By Sylvia Juuko
DONORS and the business community yesterday commended the focus on infrastructure, energy and human development, but expressed concern about implementation of programmes.
Finance minister Syda Bbumba did not announce new taxes but focused on private sector development.
â€œThe priorities are in order with regard to infrastructure. Iâ€™m also happy with the emphasis on allocation and operational efficiency. However, while budget proposals focus on particular sectors getting more money, we need to have those proposals implemented. It is not about the money, but the priority areas and how the money is spent,â€ said Kundhavi Kadiresan, the World Bankâ€™s Uganda boss.
She praised the plan to increase salaries for teachers and health workers in rural areas and to give them housing, saying it would improve service deliver there.
Thomas Richardson, the senior resident representative of the International Monetary Fund IMF, said the budget speech reflected policy stability.
â€œThe minister covered all the key issues, including uncertainties ahead. The continued focus on roads and electrification infrastructure is crucial. The tax policy measures were reasonable,â€ he added.
Richardson said the budget was consistent with the National Development Plan and the East African Community integration agenda.
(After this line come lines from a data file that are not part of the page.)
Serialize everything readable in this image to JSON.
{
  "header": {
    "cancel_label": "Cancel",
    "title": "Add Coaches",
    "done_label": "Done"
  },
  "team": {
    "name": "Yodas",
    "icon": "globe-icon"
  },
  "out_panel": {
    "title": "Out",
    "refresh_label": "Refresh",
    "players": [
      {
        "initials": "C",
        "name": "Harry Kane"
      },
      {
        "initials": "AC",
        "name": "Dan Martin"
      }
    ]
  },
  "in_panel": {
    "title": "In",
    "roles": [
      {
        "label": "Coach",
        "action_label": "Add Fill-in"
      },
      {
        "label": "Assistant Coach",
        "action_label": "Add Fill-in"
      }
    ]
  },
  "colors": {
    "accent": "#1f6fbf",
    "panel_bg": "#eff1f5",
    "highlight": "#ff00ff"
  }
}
He was, however, concerned with the revenue shortfalls. â€œUganda has fallen behind her neighbours in terms of revenue mobilisation and thatâ€™s a key challenge which requires tax policy issues to address.â€
He also called for the elimination of tax exemptions that are no longer effective.
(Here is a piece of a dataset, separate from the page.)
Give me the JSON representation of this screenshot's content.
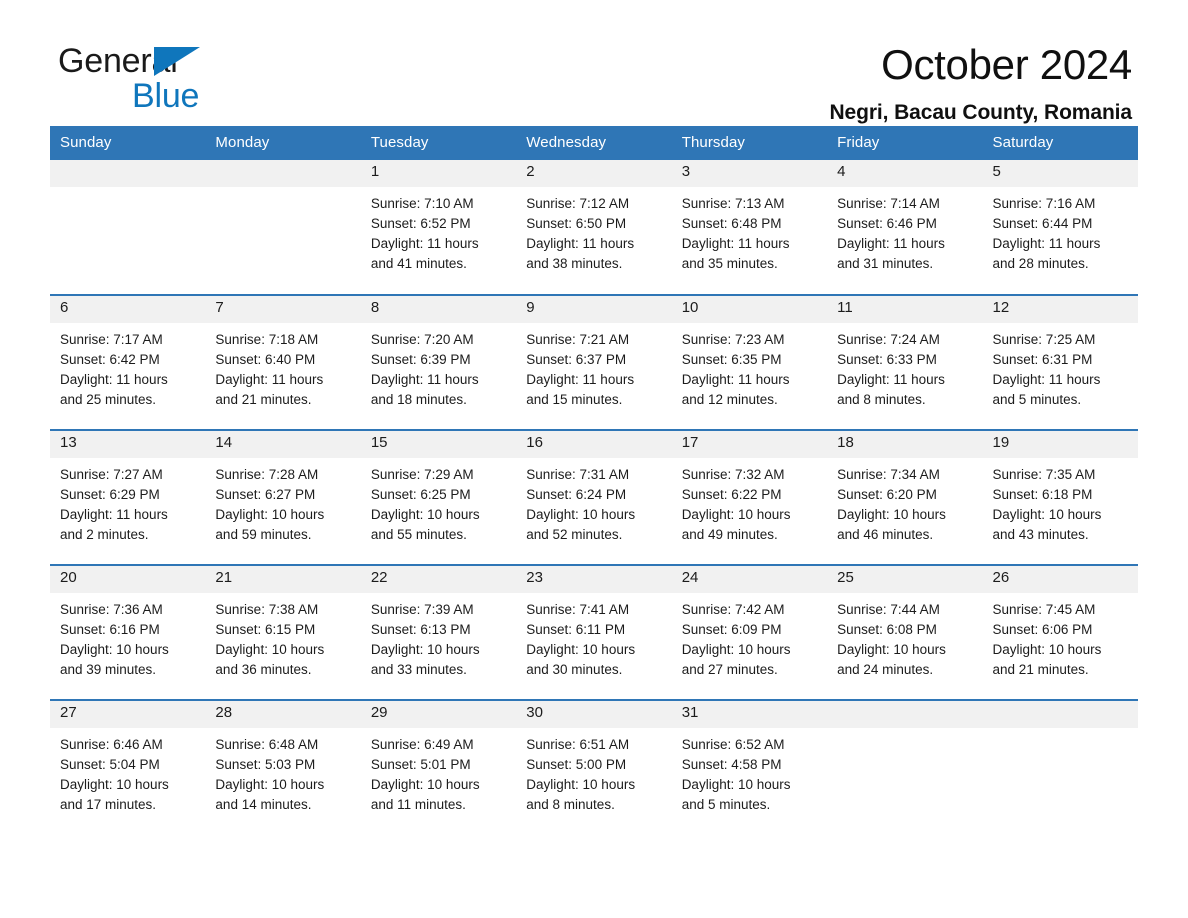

Gideon Badaggawa, the head of the Private Sector Foundation, was impressed with the budget, noting that it addressed the demands of business.
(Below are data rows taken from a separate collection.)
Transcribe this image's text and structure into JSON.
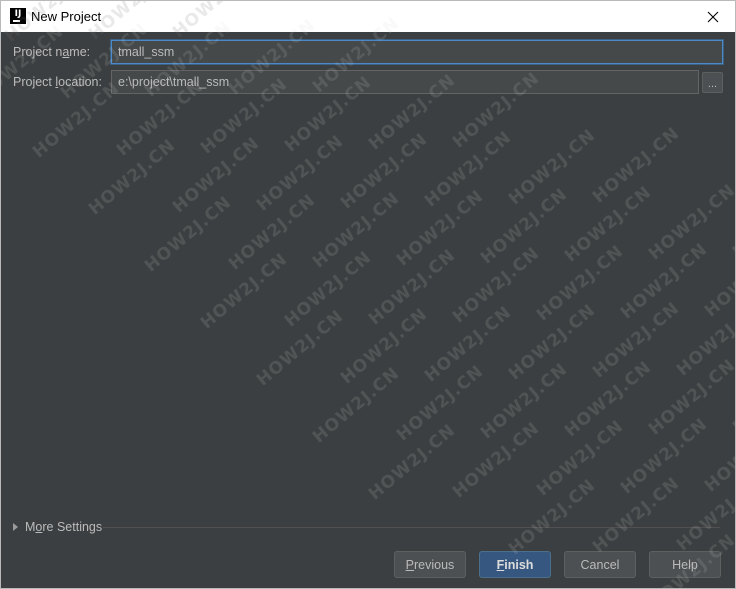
{
  "window": {
    "title": "New Project",
    "app_icon_text": "IJ",
    "close_icon": "close-icon"
  },
  "form": {
    "name_label_pre": "Project n",
    "name_label_mn": "a",
    "name_label_post": "me:",
    "name_value": "tmall_ssm",
    "location_label_pre": "Project ",
    "location_label_mn": "l",
    "location_label_post": "ocation:",
    "location_value": "e:\\project\\tmall_ssm",
    "browse_label": "..."
  },
  "more_settings": {
    "label_pre": "M",
    "label_mn": "o",
    "label_post": "re Settings",
    "expanded": false
  },
  "buttons": {
    "previous_mn": "P",
    "previous_rest": "revious",
    "finish_mn": "F",
    "finish_rest": "inish",
    "cancel": "Cancel",
    "help": "Help"
  },
  "watermark": {
    "text": "HOW2J.CN"
  },
  "colors": {
    "dialog_bg": "#3c3f41",
    "input_bg": "#45494a",
    "focus_border": "#4a88c7",
    "default_button": "#365880",
    "text": "#bbbbbb"
  }
}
â€œIt has focused on roads and railways, energy and ICT and these are important because they influence the cost of doing business,â€ he said.
Badaggawa noted that proposals to create value addition units in districts and the proposed funding of research was welcome.
He, however, decried the delay in passing laws that support the growth of the private sector.
Louis Kasekende, the deputy Bank of Uganda boss, stressed the importance of implementation of the budget proposals.
â€œThis budget would help sustain growth if we implemented everything,â€ he said.
Allen Kagina, the head of the tax body, URA, said the organisation would meet the new targets.
â€œWe have been asked to collect over sh5 trillion. This is not an insurmountable hurdle,â€ she announced.